Give them an allowance.
Children naturally think that our money is also their money, and to a certain extent they are right. We provide for their well-being by purchasing food and clothing. We pay the mortgage so that they have a roof over their heads. But this doesn’t entitle them to act like we are a genie in a bottle.

An allowance gives kids something they never had before: their own money. A child that understands money will be fascinated. As the money grows from week to week, share with them how saving money allows them to afford toys that they buy themselves.

Watch your spending habits.
Children mimic what they see. If their parents buy everything that they want, the child will likely want to do the same. Include your children in the family budget. Convene a family meeting once a month to discuss the financial picture.

Explaining how saving works in their favor gives kids a head start in the money game. Explaining to kids that parents also have to save for things they want and for family vacations, gives them a better understanding of family finances. Money really doesn’t grow on trees.

Teach a life lesson.
Kids will want things. They learn how to share and not be greedy from you. Teach them the lesson of “less expensive” early on in their lives. When their allowance is small, take your kids to the dollar store for their money-spending excursions.

Television commercials prompt kids to ask about the latest doll or a monster truck. Don’t blow them off by saying,”We will see about it later.” Kids will take that as an affirmative answer. Instead, offer the idea of putting that toy on their Christmas or birthday wish list. Even better, encourage them to save and buy it with their own money.

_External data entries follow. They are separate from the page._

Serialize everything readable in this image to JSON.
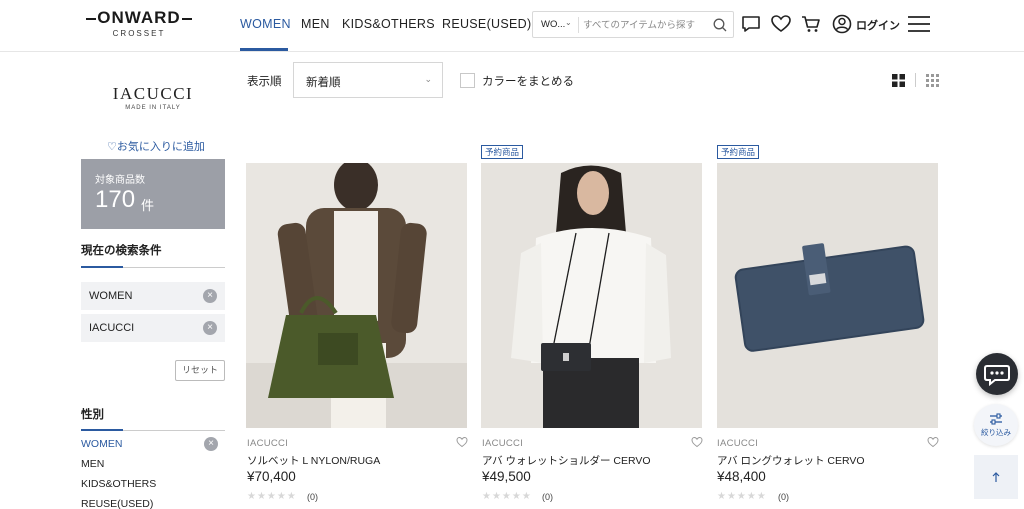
{
  "header": {
    "logo_main": "ONWARD",
    "logo_sub": "CROSSET",
    "nav": [
      "WOMEN",
      "MEN",
      "KIDS&OTHERS",
      "REUSE(USED)"
    ],
    "search_scope": "WO...",
    "search_placeholder": "すべてのアイテムから探す",
    "login_label": "ログイン"
  },
  "sidebar": {
    "brand_name": "IACUCCI",
    "brand_sub": "MADE IN ITALY",
    "favorite_link": "♡お気に入りに追加",
    "count_label": "対象商品数",
    "count_value": "170",
    "count_unit": "件",
    "current_conditions_title": "現在の検索条件",
    "conditions": [
      "WOMEN",
      "IACUCCI"
    ],
    "reset_label": "リセット",
    "gender_title": "性別",
    "genders": [
      "WOMEN",
      "MEN",
      "KIDS&OTHERS",
      "REUSE(USED)"
    ]
  },
  "sort": {
    "label": "表示順",
    "value": "新着順",
    "color_group_label": "カラーをまとめる"
  },
  "products": [
    {
      "tag": "",
      "brand": "IACUCCI",
      "name": "ソルベット L NYLON/RUGA",
      "price": "¥70,400",
      "reviews": "(0)"
    },
    {
      "tag": "予約商品",
      "brand": "IACUCCI",
      "name": "アバ ウォレットショルダー CERVO",
      "price": "¥49,500",
      "reviews": "(0)"
    },
    {
      "tag": "予約商品",
      "brand": "IACUCCI",
      "name": "アバ ロングウォレット CERVO",
      "price": "¥48,400",
      "reviews": "(0)"
    }
  ],
  "floating": {
    "filter_label": "絞り込み"
  },
  "colors": {
    "accent": "#2b5aa0",
    "count_box": "#9c9fa7"
  }
}
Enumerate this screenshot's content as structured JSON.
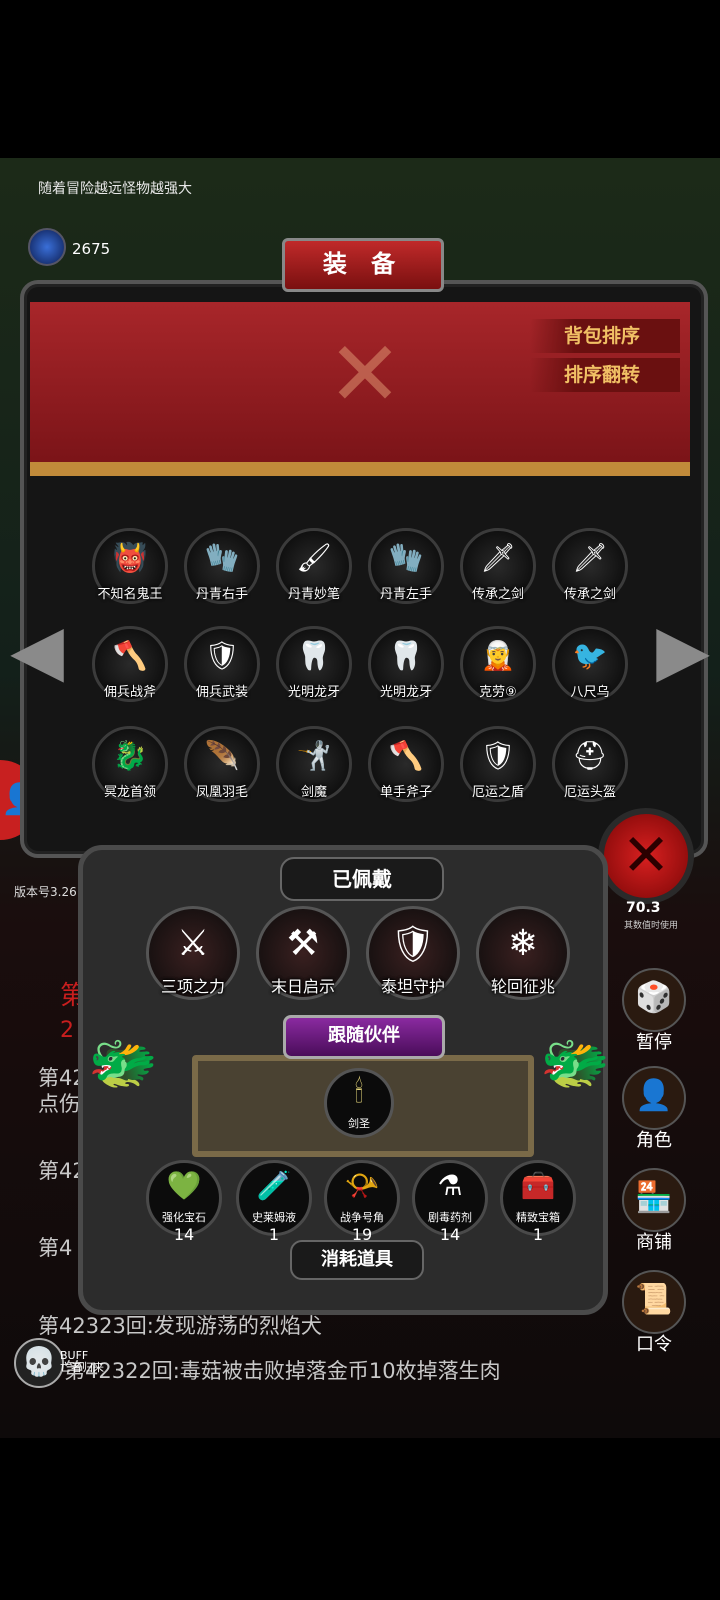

Kids are a blank slate. They believe that they are entitled to whatever they see and want.

You can change this behavior through the tips above.